⟨
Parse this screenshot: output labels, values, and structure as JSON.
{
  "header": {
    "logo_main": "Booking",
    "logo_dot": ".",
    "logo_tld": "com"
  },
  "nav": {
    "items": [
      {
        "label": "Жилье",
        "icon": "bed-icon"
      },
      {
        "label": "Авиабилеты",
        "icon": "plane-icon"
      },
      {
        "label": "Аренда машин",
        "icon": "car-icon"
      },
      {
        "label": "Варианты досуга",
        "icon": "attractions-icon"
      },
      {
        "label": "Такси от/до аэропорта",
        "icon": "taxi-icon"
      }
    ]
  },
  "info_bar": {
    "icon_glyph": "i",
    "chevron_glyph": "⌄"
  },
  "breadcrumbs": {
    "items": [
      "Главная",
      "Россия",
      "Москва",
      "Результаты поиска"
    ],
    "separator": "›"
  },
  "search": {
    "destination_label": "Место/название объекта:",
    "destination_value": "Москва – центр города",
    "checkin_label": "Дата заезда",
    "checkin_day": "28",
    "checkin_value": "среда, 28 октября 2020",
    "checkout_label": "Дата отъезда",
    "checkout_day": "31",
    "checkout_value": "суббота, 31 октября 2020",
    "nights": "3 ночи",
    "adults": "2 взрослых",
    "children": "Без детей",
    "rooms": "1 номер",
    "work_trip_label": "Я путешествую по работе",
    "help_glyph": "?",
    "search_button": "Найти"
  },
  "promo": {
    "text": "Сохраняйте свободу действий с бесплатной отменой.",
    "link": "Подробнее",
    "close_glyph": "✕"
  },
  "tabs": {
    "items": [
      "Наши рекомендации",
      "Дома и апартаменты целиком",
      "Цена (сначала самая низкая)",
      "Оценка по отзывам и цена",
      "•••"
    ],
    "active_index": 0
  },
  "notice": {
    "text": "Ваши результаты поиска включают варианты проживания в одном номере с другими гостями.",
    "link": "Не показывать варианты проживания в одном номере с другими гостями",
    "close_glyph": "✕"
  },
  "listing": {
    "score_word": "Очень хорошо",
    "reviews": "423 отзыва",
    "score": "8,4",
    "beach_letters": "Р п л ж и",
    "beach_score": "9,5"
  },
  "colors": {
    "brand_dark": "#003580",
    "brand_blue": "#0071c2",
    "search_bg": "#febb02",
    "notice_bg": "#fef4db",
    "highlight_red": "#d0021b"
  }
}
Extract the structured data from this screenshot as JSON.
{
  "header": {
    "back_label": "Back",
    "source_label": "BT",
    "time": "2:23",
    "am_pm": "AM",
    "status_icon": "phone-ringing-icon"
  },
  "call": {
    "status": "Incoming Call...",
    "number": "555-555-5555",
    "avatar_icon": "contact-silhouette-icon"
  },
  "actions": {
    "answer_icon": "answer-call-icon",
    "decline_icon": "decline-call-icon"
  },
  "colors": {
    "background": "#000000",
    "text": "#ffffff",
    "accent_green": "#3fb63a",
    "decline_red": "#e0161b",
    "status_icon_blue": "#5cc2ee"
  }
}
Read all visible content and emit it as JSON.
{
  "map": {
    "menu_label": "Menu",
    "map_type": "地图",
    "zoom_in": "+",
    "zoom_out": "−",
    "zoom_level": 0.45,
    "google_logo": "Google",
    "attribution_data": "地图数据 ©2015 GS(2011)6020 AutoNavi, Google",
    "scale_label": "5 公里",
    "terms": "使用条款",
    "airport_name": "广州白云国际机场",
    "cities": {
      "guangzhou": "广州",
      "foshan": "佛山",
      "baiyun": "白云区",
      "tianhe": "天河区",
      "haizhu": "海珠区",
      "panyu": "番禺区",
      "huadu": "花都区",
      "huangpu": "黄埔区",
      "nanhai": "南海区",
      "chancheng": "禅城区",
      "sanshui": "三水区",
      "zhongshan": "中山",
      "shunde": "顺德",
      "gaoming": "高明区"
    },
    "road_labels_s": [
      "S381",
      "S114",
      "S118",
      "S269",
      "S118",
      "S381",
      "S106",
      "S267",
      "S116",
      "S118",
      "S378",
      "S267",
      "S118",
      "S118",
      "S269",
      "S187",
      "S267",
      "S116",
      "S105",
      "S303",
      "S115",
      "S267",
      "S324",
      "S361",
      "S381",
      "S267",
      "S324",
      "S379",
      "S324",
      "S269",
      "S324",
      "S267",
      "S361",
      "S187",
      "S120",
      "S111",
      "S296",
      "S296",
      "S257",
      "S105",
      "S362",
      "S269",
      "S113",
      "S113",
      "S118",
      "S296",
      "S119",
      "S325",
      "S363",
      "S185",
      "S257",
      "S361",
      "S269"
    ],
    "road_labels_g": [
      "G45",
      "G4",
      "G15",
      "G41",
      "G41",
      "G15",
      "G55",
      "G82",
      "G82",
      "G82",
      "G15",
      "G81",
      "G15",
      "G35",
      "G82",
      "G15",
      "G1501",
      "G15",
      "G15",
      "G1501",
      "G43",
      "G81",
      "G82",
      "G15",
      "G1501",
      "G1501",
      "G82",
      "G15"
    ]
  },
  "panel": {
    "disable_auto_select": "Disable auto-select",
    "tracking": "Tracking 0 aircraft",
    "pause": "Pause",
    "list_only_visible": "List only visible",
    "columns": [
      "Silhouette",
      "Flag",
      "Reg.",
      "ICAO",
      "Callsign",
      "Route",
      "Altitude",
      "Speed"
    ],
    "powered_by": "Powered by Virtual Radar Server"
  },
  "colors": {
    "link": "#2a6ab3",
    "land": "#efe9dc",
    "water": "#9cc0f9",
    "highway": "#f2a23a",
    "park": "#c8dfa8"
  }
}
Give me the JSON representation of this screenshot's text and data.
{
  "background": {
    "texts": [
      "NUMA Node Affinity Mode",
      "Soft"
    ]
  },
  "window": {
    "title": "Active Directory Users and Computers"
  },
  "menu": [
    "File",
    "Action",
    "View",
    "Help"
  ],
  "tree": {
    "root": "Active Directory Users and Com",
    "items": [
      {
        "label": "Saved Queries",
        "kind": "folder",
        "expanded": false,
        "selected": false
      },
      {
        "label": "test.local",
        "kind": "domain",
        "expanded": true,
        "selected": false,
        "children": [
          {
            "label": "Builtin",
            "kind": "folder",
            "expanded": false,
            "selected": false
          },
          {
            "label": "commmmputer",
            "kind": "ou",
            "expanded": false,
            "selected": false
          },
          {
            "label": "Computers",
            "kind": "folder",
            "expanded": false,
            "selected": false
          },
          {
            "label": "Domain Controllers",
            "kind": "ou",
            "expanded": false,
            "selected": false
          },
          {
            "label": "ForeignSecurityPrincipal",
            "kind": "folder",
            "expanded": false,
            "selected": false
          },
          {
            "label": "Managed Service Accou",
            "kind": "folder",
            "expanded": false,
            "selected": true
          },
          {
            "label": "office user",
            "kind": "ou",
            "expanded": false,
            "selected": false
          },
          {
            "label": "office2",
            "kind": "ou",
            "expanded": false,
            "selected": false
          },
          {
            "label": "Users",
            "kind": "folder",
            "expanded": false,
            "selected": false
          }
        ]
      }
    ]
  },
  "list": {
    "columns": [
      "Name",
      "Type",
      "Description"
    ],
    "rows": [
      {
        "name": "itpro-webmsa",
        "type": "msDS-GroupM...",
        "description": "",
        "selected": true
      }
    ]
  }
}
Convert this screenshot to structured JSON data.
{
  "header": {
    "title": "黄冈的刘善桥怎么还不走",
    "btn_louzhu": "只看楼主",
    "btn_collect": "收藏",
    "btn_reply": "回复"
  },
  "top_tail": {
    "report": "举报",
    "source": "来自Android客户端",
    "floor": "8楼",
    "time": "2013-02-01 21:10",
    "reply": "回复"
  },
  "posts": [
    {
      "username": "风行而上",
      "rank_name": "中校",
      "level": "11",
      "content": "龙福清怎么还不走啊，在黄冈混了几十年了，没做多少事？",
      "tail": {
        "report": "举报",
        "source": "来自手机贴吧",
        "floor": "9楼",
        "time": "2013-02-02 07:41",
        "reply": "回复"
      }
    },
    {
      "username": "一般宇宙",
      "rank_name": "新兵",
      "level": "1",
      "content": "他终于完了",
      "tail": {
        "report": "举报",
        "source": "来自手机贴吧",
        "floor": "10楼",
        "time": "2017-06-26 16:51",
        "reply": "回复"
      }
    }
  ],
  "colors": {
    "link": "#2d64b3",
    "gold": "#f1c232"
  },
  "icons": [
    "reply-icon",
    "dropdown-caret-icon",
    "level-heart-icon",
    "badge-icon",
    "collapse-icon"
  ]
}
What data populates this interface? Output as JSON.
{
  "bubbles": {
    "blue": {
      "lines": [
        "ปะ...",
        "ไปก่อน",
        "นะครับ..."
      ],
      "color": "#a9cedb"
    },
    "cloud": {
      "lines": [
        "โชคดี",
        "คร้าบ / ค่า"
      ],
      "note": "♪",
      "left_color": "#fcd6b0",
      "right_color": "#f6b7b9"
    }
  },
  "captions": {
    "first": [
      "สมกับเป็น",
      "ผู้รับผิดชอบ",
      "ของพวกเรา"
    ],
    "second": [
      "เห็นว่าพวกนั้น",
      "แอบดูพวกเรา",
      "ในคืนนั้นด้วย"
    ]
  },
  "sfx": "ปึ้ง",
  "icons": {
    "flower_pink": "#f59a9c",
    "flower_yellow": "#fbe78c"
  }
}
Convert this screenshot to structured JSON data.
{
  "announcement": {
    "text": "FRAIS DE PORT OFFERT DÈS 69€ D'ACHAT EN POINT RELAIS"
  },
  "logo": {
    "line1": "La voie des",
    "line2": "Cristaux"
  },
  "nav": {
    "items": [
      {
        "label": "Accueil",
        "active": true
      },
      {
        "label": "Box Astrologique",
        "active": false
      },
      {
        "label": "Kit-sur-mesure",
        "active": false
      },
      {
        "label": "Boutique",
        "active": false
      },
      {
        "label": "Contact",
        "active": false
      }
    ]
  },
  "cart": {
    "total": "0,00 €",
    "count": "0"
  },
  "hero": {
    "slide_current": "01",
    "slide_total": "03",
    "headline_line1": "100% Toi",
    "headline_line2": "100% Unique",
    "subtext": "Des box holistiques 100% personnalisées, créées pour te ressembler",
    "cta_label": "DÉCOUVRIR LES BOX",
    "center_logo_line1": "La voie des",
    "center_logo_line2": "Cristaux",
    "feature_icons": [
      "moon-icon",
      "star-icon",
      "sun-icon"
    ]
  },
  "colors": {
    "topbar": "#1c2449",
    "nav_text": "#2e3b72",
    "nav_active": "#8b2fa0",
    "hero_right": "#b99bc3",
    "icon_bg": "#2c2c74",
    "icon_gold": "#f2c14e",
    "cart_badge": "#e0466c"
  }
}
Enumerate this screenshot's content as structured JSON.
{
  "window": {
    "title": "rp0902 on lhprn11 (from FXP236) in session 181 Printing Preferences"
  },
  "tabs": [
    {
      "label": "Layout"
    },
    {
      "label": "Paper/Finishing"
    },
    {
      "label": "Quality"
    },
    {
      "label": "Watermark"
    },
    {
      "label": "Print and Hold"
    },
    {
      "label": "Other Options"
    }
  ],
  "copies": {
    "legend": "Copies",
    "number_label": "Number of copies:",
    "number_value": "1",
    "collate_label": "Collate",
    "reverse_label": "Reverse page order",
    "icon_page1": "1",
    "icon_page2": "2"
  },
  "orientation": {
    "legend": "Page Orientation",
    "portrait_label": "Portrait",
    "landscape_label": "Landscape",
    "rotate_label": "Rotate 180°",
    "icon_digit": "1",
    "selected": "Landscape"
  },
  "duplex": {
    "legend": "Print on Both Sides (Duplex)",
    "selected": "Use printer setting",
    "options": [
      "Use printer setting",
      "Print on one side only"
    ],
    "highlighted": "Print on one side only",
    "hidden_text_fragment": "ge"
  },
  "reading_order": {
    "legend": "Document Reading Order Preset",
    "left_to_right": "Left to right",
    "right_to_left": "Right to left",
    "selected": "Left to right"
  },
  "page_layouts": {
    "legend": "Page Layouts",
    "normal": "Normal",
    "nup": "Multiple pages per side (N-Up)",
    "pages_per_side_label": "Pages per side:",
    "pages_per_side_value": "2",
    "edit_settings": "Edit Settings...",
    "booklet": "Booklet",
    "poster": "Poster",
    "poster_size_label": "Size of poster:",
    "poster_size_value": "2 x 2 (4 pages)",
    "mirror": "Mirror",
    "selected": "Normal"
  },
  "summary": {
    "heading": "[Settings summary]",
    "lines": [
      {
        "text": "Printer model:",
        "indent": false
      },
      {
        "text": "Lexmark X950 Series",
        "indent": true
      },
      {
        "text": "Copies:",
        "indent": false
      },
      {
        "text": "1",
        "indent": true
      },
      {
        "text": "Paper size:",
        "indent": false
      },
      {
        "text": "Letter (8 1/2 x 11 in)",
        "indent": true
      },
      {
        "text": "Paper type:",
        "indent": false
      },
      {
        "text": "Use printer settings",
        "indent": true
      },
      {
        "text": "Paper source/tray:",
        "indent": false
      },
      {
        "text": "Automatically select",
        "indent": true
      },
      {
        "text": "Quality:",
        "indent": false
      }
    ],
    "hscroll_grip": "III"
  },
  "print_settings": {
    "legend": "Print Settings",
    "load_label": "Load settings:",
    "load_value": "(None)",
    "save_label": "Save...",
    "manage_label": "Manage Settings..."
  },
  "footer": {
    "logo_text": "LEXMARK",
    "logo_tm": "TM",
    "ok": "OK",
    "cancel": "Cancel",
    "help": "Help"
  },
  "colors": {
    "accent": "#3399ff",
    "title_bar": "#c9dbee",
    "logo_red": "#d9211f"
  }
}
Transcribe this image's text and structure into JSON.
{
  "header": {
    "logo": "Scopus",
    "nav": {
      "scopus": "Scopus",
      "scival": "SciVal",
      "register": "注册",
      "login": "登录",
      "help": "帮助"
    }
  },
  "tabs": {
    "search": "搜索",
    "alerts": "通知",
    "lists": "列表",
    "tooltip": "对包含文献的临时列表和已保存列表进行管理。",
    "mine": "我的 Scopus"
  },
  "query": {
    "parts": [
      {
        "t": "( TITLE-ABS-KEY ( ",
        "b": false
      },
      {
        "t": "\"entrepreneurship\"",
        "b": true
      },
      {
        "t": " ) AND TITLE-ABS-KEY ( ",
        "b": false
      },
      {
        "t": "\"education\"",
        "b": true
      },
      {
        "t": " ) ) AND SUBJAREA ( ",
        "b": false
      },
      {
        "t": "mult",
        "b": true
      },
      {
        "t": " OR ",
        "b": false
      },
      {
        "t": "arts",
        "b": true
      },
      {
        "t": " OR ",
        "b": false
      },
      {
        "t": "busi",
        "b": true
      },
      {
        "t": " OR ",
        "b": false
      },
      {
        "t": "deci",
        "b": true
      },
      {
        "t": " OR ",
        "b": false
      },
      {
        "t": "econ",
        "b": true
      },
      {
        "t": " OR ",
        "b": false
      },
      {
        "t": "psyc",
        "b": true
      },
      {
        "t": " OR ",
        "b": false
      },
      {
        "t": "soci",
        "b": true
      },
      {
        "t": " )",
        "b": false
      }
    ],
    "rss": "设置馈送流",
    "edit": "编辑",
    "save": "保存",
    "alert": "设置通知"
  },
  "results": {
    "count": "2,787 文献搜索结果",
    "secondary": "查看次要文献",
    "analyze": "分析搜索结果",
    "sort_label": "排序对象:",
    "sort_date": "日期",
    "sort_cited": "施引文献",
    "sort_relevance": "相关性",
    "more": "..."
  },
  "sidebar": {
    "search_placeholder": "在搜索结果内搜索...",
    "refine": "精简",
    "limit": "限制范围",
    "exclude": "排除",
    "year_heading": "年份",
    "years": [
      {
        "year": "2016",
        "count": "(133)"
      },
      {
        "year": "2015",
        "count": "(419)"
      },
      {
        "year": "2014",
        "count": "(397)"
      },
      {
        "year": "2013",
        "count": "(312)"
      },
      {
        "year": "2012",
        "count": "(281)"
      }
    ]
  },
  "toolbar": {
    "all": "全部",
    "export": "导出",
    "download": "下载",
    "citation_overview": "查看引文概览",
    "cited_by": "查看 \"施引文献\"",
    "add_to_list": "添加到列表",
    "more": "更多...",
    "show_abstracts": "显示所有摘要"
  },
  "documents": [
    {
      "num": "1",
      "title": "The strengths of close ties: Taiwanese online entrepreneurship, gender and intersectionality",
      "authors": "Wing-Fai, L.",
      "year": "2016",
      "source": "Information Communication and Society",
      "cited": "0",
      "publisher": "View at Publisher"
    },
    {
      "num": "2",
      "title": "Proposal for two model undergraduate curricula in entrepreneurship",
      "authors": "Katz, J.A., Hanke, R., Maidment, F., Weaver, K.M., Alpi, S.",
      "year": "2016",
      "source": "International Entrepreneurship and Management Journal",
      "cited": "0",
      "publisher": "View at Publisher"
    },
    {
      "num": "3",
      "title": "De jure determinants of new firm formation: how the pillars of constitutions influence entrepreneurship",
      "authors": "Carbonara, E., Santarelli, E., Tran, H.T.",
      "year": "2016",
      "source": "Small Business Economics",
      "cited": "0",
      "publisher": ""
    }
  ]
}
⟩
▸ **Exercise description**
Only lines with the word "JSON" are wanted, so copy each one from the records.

▸ **Task response**
Parse this screenshot: output labels, values, and structure as JSON.
Extract the structured data from this screenshot as JSON.
Read all visible content and emit it as JSON.
Give me the JSON representation of this screenshot's text and data.
Convert this screenshot to structured JSON data.
What data populates this interface? Output as JSON.
Convert this screenshot to structured JSON data.
Enumerate this screenshot's content as structured JSON.
Transcribe this image's text and structure into JSON.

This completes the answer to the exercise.